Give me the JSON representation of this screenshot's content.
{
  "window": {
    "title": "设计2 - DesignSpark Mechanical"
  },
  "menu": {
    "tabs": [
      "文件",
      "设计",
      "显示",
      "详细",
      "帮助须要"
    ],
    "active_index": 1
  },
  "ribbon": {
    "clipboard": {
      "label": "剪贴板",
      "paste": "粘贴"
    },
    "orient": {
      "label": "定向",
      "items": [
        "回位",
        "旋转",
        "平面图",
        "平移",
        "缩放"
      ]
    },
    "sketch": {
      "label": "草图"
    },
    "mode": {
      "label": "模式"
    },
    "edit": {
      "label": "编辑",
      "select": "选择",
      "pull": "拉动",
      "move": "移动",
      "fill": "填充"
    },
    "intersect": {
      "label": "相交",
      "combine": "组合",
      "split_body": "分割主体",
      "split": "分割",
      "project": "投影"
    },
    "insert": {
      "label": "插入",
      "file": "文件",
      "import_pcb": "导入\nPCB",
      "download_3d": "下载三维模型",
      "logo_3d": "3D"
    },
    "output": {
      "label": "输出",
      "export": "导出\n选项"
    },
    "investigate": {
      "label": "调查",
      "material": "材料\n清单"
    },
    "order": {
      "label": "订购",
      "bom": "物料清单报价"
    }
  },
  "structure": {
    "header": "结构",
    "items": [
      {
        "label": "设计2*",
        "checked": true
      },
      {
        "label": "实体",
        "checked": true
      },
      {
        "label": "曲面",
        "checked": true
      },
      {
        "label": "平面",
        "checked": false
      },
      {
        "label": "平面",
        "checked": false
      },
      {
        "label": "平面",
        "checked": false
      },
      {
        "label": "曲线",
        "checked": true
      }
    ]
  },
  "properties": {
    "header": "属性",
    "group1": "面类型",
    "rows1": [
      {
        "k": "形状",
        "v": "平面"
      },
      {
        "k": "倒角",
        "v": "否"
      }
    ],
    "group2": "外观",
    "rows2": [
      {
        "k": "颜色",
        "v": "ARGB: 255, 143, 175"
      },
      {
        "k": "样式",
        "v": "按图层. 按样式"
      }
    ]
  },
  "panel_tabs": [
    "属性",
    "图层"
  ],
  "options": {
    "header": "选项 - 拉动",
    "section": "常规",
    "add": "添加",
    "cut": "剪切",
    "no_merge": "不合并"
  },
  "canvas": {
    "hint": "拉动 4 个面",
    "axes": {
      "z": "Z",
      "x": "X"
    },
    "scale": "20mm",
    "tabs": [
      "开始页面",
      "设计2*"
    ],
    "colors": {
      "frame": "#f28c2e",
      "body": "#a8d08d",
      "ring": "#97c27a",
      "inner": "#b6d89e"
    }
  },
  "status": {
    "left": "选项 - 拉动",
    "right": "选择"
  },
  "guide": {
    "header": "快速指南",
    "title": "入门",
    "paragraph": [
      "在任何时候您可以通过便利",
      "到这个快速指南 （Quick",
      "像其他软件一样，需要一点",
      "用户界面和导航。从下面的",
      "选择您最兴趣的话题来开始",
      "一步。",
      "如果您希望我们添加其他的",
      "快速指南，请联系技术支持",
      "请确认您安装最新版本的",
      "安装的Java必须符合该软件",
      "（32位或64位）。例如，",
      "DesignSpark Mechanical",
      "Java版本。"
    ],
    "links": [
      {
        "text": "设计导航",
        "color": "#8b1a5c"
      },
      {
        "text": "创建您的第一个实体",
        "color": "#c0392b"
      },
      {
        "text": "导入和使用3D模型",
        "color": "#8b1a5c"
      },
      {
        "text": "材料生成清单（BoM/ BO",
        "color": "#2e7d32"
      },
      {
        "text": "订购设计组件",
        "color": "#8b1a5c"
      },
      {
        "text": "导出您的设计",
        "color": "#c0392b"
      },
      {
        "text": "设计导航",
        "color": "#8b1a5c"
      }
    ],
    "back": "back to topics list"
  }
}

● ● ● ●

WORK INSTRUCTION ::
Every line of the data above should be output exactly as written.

COMPLETED TASK ::
Give me the JSON representation of this screenshot's content.
{
  "window": {
    "title": "设计2 - DesignSpark Mechanical"
  },
  "menu": {
    "tabs": [
      "文件",
      "设计",
      "显示",
      "详细",
      "帮助须要"
    ],
    "active_index": 1
  },
  "ribbon": {
    "clipboard": {
      "label": "剪贴板",
      "paste": "粘贴"
    },
    "orient": {
      "label": "定向",
      "items": [
        "回位",
        "旋转",
        "平面图",
        "平移",
        "缩放"
      ]
    },
    "sketch": {
      "label": "草图"
    },
    "mode": {
      "label": "模式"
    },
    "edit": {
      "label": "编辑",
      "select": "选择",
      "pull": "拉动",
      "move": "移动",
      "fill": "填充"
    },
    "intersect": {
      "label": "相交",
      "combine": "组合",
      "split_body": "分割主体",
      "split": "分割",
      "project": "投影"
    },
    "insert": {
      "label": "插入",
      "file": "文件",
      "import_pcb": "导入\nPCB",
      "download_3d": "下载三维模型",
      "logo_3d": "3D"
    },
    "output": {
      "label": "输出",
      "export": "导出\n选项"
    },
    "investigate": {
      "label": "调查",
      "material": "材料\n清单"
    },
    "order": {
      "label": "订购",
      "bom": "物料清单报价"
    }
  },
  "structure": {
    "header": "结构",
    "items": [
      {
        "label": "设计2*",
        "checked": true
      },
      {
        "label": "实体",
        "checked": true
      },
      {
        "label": "曲面",
        "checked": true
      },
      {
        "label": "平面",
        "checked": false
      },
      {
        "label": "平面",
        "checked": false
      },
      {
        "label": "平面",
        "checked": false
      },
      {
        "label": "曲线",
        "checked": true
      }
    ]
  },
  "properties": {
    "header": "属性",
    "group1": "面类型",
    "rows1": [
      {
        "k": "形状",
        "v": "平面"
      },
      {
        "k": "倒角",
        "v": "否"
      }
    ],
    "group2": "外观",
    "rows2": [
      {
        "k": "颜色",
        "v": "ARGB: 255, 143, 175"
      },
      {
        "k": "样式",
        "v": "按图层. 按样式"
      }
    ]
  },
  "panel_tabs": [
    "属性",
    "图层"
  ],
  "options": {
    "header": "选项 - 拉动",
    "section": "常规",
    "add": "添加",
    "cut": "剪切",
    "no_merge": "不合并"
  },
  "canvas": {
    "hint": "拉动 4 个面",
    "axes": {
      "z": "Z",
      "x": "X"
    },
    "scale": "20mm",
    "tabs": [
      "开始页面",
      "设计2*"
    ],
    "colors": {
      "frame": "#f28c2e",
      "body": "#a8d08d",
      "ring": "#97c27a",
      "inner": "#b6d89e"
    }
  },
  "status": {
    "left": "选项 - 拉动",
    "right": "选择"
  },
  "guide": {
    "header": "快速指南",
    "title": "入门",
    "paragraph": [
      "在任何时候您可以通过便利",
      "到这个快速指南 （Quick",
      "像其他软件一样，需要一点",
      "用户界面和导航。从下面的",
      "选择您最兴趣的话题来开始",
      "一步。",
      "如果您希望我们添加其他的",
      "快速指南，请联系技术支持",
      "请确认您安装最新版本的",
      "安装的Java必须符合该软件",
      "（32位或64位）。例如，",
      "DesignSpark Mechanical",
      "Java版本。"
    ],
    "links": [
      {
        "text": "设计导航",
        "color": "#8b1a5c"
      },
      {
        "text": "创建您的第一个实体",
        "color": "#c0392b"
      },
      {
        "text": "导入和使用3D模型",
        "color": "#8b1a5c"
      },
      {
        "text": "材料生成清单（BoM/ BO",
        "color": "#2e7d32"
      },
      {
        "text": "订购设计组件",
        "color": "#8b1a5c"
      },
      {
        "text": "导出您的设计",
        "color": "#c0392b"
      },
      {
        "text": "设计导航",
        "color": "#8b1a5c"
      }
    ],
    "back": "back to topics list"
  }
}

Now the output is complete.